  • Which qualified investments receive CD credit;
  • Which services receive CD credit;
  • The consideration given to CD activities that occur within and outside of your assessment area;
  • The concept of affordable housing for low- or moderate-income housing;
  • Which communities services are targeted to low- or moderate-income individuals;
  • Which activities promote economic development by financing businesses and farms that meet certain size eligibility standards;
  • Which activities earn credit for revitalizing or stabilizing certain areas; and
  • Much more.

Who should attend

The program is designed for management of the loan department, Compliance Officers, CRA Officers, marketing staff and auditors.


Jack Holzknecht

Instructor Bio

Jack Holzknecht is the CEO of Compliance Resource, LLC. He has been delivering the word on lending compliance for 44 years. In 39 years as a trainer over 147,000 bankers (and many examiners) have participated in Jack's live seminars and webinars. Jack's career began in 1976 as a federal bank examiner. He later headed the product and education divisions of a regional consulting company. There he developed loan and deposit form systems and software. He also developed and presented training programs to bankers in 43 states. Jack has been an instructor at compliance schools presented by a number of state bankers associations. As a contractor, he developed and delivered compliance training for the FDIC for ten years. He is a Certified Regulatory Compliance Manager and a member of the National Speakers Association.
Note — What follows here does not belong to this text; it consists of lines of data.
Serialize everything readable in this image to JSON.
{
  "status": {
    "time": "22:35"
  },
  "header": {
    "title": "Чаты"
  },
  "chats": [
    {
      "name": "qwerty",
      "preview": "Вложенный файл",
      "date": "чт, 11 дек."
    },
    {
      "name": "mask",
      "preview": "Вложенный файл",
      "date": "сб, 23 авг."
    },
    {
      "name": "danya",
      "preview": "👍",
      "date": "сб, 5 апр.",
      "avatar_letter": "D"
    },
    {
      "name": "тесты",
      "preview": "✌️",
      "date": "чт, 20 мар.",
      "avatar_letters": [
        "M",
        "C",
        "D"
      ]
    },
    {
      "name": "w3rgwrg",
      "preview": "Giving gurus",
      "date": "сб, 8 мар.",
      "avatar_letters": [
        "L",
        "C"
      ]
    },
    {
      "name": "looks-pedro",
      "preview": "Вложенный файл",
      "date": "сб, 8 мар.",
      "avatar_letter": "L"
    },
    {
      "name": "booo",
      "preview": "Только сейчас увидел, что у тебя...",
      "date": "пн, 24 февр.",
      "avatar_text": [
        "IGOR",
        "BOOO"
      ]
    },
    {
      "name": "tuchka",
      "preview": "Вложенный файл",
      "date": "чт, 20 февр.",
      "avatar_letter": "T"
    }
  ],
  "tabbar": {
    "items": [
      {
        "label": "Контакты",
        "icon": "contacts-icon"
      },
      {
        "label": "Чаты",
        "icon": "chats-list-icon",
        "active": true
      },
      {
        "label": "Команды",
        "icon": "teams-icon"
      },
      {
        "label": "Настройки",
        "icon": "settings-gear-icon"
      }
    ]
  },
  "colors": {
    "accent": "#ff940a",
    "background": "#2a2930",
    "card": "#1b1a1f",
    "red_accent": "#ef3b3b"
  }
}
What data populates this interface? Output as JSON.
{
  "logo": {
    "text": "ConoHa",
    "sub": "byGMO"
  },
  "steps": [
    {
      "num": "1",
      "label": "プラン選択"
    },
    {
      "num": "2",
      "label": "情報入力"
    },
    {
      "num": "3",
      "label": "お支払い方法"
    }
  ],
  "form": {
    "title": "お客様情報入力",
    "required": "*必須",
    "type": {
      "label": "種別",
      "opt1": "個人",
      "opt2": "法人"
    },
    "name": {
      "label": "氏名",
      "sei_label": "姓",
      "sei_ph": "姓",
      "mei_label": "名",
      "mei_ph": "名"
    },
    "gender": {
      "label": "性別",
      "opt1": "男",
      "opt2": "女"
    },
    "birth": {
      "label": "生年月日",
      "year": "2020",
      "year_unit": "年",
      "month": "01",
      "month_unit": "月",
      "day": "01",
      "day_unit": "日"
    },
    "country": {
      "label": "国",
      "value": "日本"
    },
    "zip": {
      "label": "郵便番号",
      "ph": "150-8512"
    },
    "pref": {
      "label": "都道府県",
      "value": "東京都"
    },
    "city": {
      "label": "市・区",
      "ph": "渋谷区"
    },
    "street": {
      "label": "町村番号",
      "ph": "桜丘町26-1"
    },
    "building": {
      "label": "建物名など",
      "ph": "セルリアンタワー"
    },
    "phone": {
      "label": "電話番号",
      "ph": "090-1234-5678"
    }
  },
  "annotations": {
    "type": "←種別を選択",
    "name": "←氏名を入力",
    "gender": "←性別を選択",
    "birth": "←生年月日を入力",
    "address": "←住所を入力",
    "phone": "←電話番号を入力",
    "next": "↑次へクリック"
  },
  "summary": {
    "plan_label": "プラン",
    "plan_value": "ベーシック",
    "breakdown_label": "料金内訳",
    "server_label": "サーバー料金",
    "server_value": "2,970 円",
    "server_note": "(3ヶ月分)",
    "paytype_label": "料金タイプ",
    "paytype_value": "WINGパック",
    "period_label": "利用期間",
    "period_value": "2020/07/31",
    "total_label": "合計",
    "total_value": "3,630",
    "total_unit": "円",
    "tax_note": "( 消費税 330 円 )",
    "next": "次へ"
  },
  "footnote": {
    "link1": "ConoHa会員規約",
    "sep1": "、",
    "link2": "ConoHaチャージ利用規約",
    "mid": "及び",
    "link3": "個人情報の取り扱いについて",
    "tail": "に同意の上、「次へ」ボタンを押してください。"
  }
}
Robin Cooper

Instructor Bio

Robin Cooper, CRCM is the Director of Compliance for Compliance Resource, LLC, a source of compliance assistance for financial institutions. Robin?s career in banking began in 2004. Since that time she has worked for community and regional financial institutions ranging from $100 million to $1 billion in asset size regulated by the Office of the Comptroller of the Currency (OCC) and Federal Reserve Board (FRB). Robin has worked in numerous compliance and banking roles, including Compliance Auditor, Internal Auditor, BSA Officer, and Compliance Officer. In 2010 Robin established and led the, now longstanding, Central Kentucky compliance roundtable for compliance officers in central and southern Kentucky to convene and discuss emerging compliance issues. Robin has a bachelor?s degree in Government from Centre College, attended the American Bankers Association National Compliance School, and is a Certified Regulatory Compliance Manager.


Credit Information

Recommended for 2.5 CEU Credit Hours. After attending this webinar, each attendee can receive a Certificate of Attendance for self-reporting of CEU Credits.